Content starts
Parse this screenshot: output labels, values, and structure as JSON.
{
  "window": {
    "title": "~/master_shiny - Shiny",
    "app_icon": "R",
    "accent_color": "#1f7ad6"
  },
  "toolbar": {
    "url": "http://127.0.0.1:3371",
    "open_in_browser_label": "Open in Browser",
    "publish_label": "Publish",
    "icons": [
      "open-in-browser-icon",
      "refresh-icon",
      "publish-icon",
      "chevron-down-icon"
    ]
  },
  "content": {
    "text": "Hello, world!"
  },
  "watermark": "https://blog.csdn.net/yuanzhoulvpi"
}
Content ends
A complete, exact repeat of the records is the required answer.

Answer to this problem:
Parse this screenshot: output labels, values, and structure as JSON.
{
  "window": {
    "title": "~/master_shiny - Shiny",
    "app_icon": "R",
    "accent_color": "#1f7ad6"
  },
  "toolbar": {
    "url": "http://127.0.0.1:3371",
    "open_in_browser_label": "Open in Browser",
    "publish_label": "Publish",
    "icons": [
      "open-in-browser-icon",
      "refresh-icon",
      "publish-icon",
      "chevron-down-icon"
    ]
  },
  "content": {
    "text": "Hello, world!"
  },
  "watermark": "https://blog.csdn.net/yuanzhoulvpi"
}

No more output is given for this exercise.